What is required → Needed from the entries below: every line that holds the word "citation".

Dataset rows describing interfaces
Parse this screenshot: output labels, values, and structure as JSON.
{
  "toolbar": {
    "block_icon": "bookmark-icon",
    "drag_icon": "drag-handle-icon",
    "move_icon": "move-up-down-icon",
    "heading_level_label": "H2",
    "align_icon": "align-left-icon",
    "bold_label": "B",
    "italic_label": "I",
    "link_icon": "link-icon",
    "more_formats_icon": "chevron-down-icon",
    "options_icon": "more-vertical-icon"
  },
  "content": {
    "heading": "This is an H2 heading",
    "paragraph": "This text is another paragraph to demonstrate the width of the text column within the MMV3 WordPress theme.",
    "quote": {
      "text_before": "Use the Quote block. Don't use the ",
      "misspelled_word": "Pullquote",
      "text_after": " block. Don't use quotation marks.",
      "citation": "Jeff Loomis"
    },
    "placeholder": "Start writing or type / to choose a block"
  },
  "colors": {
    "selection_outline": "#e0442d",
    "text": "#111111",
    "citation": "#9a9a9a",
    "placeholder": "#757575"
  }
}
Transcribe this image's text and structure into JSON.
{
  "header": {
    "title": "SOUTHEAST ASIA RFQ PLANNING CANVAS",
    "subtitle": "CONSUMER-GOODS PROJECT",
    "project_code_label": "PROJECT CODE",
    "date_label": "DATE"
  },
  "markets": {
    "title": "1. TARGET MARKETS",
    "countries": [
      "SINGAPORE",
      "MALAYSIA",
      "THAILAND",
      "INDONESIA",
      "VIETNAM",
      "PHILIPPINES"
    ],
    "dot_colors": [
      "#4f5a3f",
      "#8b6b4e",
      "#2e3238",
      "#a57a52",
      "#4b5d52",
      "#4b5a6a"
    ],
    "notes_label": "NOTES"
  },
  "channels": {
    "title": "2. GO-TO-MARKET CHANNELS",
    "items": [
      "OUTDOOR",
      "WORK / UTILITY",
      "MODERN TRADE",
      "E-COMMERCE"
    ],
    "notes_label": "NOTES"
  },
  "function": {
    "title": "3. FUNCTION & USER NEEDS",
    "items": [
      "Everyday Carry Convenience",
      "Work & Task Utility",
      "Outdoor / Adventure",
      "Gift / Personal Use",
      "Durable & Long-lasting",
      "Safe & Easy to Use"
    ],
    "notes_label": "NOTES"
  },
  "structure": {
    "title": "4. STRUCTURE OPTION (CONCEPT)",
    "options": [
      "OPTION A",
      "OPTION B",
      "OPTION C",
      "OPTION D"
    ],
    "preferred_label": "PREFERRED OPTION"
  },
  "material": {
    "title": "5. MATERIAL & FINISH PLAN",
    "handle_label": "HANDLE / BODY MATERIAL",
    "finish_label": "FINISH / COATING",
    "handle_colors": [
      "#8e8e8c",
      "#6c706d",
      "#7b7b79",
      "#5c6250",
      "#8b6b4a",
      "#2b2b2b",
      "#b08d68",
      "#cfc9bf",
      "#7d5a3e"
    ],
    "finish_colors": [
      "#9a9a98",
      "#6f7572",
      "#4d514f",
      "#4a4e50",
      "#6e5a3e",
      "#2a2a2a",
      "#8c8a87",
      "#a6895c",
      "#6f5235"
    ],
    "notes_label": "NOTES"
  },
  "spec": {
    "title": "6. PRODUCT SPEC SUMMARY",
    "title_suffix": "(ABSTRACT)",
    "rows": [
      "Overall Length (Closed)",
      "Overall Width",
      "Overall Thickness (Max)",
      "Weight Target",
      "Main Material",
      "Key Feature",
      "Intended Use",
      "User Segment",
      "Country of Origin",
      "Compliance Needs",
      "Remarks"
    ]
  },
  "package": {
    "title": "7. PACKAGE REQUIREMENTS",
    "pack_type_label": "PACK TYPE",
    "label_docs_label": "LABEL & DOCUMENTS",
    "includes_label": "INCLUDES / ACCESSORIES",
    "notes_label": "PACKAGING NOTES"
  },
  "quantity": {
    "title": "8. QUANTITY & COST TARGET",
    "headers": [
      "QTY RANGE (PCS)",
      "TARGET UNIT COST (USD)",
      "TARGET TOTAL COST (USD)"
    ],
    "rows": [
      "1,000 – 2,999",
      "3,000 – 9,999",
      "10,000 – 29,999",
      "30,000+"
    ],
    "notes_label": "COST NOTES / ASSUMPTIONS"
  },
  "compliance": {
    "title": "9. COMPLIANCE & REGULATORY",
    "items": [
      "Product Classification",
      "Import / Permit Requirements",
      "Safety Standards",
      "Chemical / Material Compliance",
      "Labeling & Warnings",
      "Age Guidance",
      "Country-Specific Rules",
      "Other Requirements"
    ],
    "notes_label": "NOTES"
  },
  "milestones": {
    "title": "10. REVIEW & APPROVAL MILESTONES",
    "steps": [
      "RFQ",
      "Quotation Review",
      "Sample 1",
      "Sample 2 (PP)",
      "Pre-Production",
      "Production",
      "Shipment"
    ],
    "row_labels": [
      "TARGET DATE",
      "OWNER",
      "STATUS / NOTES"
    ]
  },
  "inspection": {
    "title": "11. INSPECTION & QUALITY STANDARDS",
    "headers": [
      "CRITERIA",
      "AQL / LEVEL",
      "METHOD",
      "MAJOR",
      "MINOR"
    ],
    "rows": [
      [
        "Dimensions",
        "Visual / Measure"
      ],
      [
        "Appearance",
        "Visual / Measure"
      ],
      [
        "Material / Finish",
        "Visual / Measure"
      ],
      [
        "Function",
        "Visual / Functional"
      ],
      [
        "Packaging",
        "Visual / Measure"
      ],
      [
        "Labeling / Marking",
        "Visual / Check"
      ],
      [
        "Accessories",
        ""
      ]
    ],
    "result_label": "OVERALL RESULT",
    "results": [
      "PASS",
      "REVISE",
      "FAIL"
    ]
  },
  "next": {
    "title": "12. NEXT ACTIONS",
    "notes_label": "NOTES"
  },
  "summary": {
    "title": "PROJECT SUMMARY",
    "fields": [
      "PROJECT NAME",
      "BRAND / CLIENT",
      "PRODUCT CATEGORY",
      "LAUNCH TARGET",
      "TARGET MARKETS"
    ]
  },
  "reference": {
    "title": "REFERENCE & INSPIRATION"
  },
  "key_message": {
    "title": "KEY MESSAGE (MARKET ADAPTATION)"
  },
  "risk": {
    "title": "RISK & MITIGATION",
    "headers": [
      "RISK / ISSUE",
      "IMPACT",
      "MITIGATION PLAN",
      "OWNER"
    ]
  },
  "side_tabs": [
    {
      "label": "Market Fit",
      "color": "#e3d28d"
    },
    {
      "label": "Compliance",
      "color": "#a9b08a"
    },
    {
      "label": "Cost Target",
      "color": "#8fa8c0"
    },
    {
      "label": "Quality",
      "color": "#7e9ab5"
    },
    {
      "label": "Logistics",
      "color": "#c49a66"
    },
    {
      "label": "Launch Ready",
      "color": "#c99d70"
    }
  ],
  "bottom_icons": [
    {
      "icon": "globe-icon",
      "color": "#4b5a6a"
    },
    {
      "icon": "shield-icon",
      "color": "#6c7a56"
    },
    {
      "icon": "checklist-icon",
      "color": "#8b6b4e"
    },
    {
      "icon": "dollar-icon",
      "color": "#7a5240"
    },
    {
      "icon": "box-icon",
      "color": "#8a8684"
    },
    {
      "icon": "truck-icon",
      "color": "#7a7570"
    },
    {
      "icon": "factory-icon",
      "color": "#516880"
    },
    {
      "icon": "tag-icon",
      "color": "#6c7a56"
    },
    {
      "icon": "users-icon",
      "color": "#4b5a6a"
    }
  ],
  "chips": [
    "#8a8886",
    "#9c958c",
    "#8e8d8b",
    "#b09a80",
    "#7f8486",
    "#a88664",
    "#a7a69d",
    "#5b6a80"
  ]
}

Written response →
      "citation": "Jeff Loomis"
    "citation": "#9a9a9a",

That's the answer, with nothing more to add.